There were different times when the parliamentary groups in the Hessian state parliament set up the Lübcke Committee of Inquiry in the summer of 2020. The Prime Minister was still called Volker Bouffier. And the opposition liked the idea of embarrassing the head of government and his responsible interior minister Peter Beuth (both CDU) in the year of the state election with the role of the Office for the Protection of the Constitution in the spectacular crime against the long-standing district president in Kassel. But in the meantime, Bouffier has resigned, and Beuth has announced his departure from politics.

Showering the two with accusations no longer impresses voters too much. Without the opposition being able to do anything about it, their strategy comes to nothing. If the two previous meetings of the committee of inquiry went without major controversy, this may also be related to the fact that confidential talks on climate care are already taking place between the parties with regard to the state election.

In view of the always close election results in Hesse, it cannot hurt to form an opinion in good time on the question of who could form a coalition with whom after the election on 8 October. Such preliminary soundings are disturbed by excessively sharp attacks by the opposition on the governing parties.

This also applies in view of the largely undisputed facts. The Office for the Protection of the Constitution had lost sight of the later murderer Walter Lübcke. This is a serious omission, which the state government has not seriously denied for years. The significance of the accusation is put into perspective by the fact that the murder took place almost four years ago and the authority now seems to be much better positioned in terms of personnel, structure and strategy than at the time of its failure.
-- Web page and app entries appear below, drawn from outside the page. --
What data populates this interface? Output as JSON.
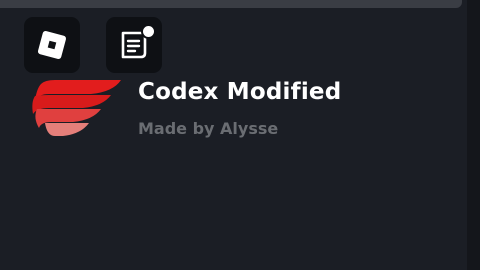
{
  "window": {
    "title": "Codex Modified",
    "subtitle": "Made by Alysse"
  },
  "topbar": {
    "roblox_icon": "roblox-logo-icon",
    "chat_icon": "chat-icon",
    "chat_has_notification": true
  },
  "brand": {
    "logo_icon": "codex-logo-icon",
    "accent_color": "#e0201e"
  }
}
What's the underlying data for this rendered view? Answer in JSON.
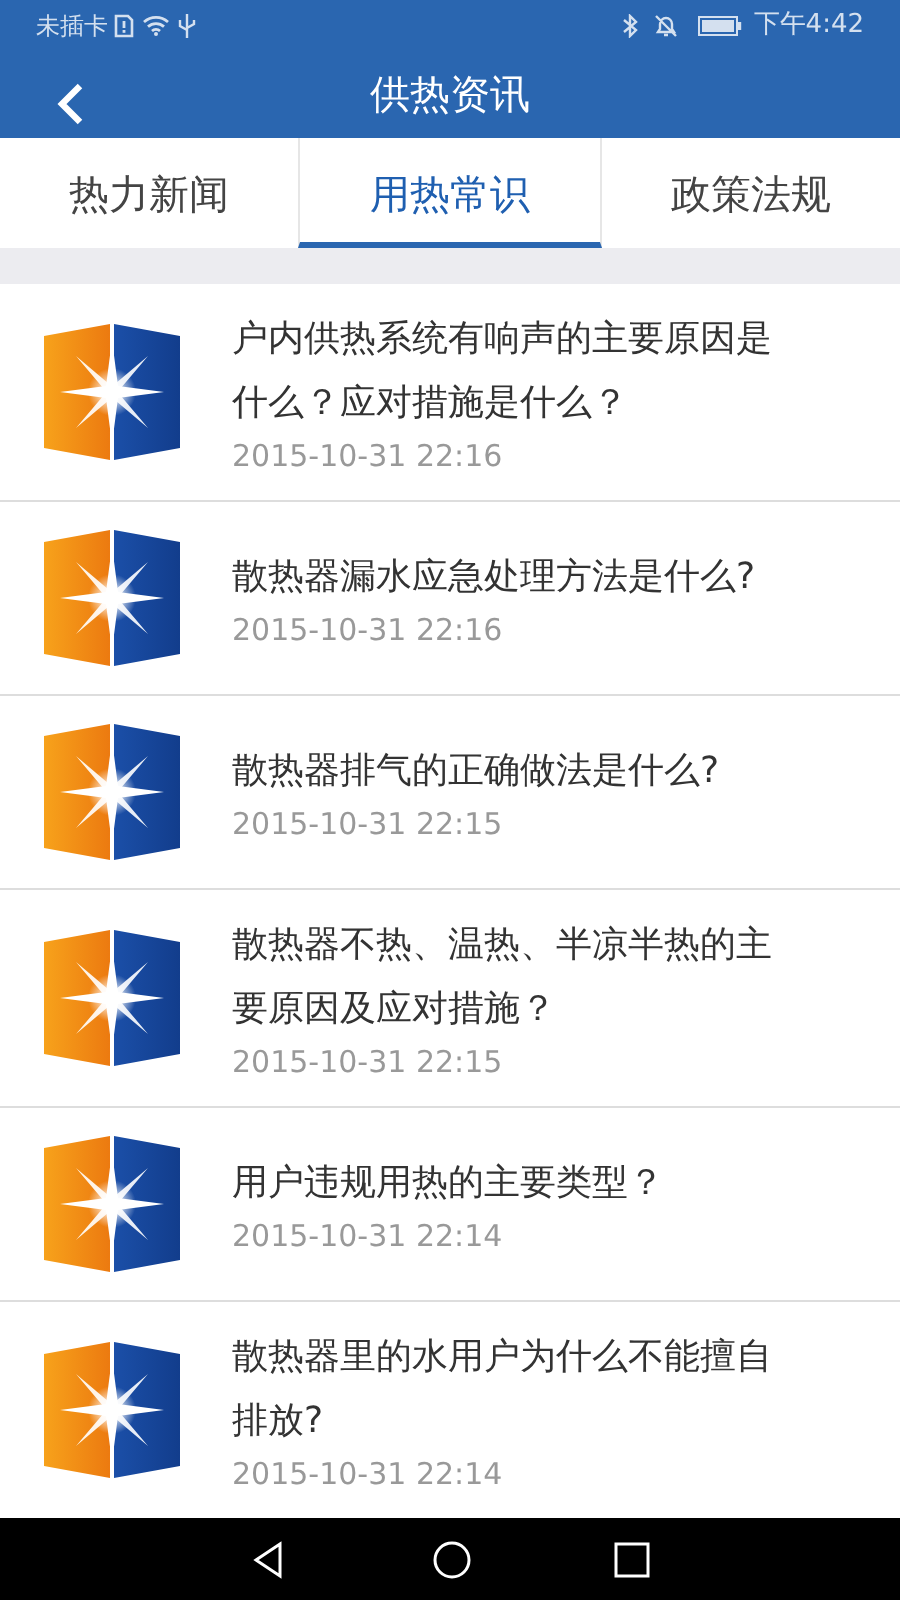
{
  "status_bar": {
    "carrier": "未插卡",
    "time": "下午4:42"
  },
  "header": {
    "title": "供热资讯"
  },
  "tabs": [
    {
      "label": "热力新闻",
      "selected": false
    },
    {
      "label": "用热常识",
      "selected": true
    },
    {
      "label": "政策法规",
      "selected": false
    }
  ],
  "articles": [
    {
      "title": "户内供热系统有响声的主要原因是什么？应对措施是什么？",
      "date": "2015-10-31 22:16"
    },
    {
      "title": "散热器漏水应急处理方法是什么?",
      "date": "2015-10-31 22:16"
    },
    {
      "title": "散热器排气的正确做法是什么?",
      "date": "2015-10-31 22:15"
    },
    {
      "title": "散热器不热、温热、半凉半热的主要原因及应对措施？",
      "date": "2015-10-31 22:15"
    },
    {
      "title": "用户违规用热的主要类型？",
      "date": "2015-10-31 22:14"
    },
    {
      "title": "散热器里的水用户为什么不能擅自排放?",
      "date": "2015-10-31 22:14"
    }
  ]
}
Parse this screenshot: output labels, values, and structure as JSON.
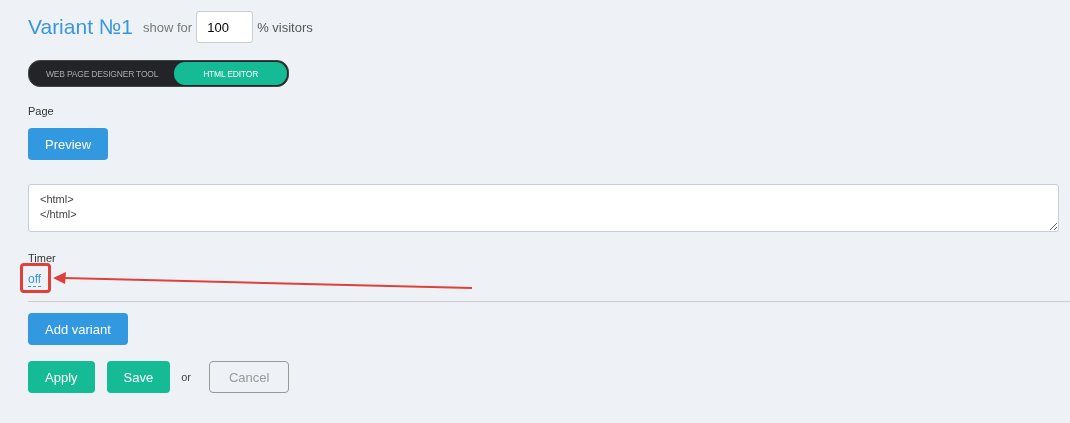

In 38 long meetings, the Committee of Inquiry did not come to light any significant new findings. Politicians seem to have already drawn the necessary conclusions from the mistakes of the Office for the Protection of the Constitution. The hypothetical question remains open as to whether the murder could have been prevented if the Office for the Protection of the Constitution had not blocked the perpetrator's personal file for normal official use four years before the crime.

Would the authority then have acted differently? No, Bouffier believes. The long-standing head of government, interior minister and lawyer pointed out that there was no legal basis for an observation of the later murderer.

It almost seemed as if Bouffier had spoken the final word on the year-long event. He presented himself to the committee of inquiry into the murder of his long-time companion with the empathy of his old friend, the expertise of a fully qualified lawyer and the skill of the politician. Once again, the seventy-one-year-old demonstrated why he was able to play such an outstanding role in Hesse over two decades.